• **What the exercise asks**
Count the lines in the records below that contain the word "content", and give only that number.

• **Data excerpts**
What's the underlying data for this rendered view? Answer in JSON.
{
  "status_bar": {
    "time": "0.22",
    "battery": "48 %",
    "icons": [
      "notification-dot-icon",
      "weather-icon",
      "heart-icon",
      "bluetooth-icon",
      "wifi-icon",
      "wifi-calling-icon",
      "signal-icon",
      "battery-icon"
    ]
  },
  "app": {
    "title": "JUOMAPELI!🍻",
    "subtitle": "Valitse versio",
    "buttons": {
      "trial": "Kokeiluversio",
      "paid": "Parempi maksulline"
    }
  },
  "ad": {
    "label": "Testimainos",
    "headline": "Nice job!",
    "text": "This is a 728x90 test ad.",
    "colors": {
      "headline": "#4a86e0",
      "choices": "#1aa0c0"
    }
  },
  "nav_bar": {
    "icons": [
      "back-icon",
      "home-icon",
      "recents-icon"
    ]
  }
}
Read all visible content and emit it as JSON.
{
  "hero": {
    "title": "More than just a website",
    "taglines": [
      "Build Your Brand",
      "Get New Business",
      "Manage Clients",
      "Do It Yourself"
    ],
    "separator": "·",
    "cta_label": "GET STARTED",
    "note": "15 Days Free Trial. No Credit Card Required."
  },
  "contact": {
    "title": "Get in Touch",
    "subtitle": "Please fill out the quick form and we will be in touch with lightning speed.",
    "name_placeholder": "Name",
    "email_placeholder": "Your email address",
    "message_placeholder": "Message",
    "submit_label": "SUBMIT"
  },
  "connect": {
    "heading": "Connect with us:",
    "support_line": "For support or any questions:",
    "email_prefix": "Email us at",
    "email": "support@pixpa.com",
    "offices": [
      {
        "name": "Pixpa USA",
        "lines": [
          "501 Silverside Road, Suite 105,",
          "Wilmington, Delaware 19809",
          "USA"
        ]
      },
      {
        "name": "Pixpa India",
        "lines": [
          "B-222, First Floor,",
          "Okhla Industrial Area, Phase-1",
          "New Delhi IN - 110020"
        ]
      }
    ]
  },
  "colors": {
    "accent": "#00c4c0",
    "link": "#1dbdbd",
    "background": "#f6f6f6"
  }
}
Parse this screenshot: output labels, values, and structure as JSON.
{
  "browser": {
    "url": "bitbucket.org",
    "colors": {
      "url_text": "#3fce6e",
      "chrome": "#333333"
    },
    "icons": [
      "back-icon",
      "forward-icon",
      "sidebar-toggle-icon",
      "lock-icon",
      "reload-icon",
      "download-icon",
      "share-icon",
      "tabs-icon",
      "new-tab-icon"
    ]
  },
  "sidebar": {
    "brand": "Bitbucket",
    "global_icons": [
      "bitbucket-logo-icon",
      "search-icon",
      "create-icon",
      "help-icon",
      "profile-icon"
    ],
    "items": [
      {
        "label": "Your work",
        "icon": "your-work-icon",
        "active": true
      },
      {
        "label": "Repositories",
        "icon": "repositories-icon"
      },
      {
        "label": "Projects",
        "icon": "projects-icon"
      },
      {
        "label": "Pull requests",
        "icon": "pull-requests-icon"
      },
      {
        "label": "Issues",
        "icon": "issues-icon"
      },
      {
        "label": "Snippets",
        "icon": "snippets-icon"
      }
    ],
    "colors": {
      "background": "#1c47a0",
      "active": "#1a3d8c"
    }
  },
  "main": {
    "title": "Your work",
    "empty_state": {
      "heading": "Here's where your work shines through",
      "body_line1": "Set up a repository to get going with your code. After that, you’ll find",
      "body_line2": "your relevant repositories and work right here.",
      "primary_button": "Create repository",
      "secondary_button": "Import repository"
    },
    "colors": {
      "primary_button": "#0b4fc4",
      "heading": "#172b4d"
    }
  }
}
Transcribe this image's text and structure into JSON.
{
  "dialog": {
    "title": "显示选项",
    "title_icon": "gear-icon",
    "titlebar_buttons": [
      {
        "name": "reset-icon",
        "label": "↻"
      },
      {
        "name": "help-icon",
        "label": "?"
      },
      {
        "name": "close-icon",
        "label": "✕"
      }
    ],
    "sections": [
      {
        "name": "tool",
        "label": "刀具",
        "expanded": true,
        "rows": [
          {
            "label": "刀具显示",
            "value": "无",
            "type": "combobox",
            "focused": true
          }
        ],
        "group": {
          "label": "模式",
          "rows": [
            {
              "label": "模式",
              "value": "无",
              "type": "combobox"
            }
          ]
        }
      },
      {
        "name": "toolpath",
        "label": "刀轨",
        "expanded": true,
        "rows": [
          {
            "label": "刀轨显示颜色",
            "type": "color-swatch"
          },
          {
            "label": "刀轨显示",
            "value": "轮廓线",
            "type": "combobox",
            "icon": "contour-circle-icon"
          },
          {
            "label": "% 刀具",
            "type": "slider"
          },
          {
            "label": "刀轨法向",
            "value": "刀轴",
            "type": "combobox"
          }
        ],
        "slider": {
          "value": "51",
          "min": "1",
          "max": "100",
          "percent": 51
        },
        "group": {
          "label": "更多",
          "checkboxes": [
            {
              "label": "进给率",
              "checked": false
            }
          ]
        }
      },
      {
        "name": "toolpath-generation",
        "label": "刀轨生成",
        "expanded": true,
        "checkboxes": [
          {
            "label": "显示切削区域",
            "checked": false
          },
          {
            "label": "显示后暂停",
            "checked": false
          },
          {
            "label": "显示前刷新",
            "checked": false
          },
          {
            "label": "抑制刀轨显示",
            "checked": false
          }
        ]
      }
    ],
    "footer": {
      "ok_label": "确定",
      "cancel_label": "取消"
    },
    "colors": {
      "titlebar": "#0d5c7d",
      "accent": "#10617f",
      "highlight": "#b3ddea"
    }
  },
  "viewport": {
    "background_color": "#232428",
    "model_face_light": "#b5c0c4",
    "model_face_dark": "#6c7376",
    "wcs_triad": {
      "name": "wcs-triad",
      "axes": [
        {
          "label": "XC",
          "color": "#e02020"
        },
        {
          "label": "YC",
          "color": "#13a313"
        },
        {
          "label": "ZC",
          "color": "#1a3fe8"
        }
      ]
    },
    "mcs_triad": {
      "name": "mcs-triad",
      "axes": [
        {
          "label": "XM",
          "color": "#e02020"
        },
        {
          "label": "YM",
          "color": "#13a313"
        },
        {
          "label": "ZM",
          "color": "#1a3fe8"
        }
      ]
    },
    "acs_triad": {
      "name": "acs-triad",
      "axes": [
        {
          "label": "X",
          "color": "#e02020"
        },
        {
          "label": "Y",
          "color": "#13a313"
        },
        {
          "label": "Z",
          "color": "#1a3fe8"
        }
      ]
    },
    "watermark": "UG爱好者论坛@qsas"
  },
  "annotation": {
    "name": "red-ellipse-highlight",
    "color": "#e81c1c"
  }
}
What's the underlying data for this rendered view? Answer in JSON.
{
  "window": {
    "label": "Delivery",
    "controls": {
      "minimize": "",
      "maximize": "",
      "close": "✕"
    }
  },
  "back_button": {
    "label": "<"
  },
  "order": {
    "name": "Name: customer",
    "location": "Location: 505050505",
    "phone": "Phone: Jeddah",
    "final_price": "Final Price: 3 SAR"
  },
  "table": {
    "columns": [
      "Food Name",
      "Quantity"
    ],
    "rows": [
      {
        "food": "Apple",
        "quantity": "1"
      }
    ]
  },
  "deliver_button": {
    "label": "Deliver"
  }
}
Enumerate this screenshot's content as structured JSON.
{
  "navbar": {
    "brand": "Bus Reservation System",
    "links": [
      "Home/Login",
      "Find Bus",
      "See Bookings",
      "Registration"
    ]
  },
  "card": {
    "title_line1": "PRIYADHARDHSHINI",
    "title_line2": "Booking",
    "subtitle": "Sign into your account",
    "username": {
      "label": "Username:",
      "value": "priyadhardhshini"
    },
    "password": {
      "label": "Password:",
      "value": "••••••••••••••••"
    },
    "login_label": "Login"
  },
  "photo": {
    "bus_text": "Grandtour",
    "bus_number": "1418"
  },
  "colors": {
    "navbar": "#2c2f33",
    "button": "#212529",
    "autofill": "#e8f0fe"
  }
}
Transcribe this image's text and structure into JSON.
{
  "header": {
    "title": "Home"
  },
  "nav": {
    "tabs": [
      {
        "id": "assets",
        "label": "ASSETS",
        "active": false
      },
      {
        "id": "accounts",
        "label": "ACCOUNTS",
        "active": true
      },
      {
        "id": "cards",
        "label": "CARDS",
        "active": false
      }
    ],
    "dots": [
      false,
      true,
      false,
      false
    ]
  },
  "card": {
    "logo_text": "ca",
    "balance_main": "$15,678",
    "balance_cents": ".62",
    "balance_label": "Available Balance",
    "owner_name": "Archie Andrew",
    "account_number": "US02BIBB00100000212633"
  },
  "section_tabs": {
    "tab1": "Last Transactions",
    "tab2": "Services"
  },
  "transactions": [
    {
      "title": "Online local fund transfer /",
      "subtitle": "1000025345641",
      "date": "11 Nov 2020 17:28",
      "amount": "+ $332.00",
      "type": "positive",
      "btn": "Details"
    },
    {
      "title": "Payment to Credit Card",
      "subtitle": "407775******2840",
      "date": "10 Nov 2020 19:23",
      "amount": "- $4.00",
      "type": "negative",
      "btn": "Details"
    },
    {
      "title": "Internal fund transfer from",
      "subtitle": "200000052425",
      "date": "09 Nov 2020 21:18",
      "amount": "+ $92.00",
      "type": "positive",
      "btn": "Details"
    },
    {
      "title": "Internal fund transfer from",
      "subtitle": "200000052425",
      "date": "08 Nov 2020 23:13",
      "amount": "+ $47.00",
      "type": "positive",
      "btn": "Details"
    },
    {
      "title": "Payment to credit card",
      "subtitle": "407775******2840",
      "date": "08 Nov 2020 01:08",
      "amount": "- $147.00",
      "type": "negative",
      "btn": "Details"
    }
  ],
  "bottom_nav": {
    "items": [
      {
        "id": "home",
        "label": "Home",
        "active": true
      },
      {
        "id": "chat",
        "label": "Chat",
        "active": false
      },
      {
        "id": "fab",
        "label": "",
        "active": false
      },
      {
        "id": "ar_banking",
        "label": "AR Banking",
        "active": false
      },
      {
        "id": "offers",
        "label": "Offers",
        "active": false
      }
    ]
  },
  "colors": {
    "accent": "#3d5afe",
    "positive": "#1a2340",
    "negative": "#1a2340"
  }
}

• **Answer to this task**
2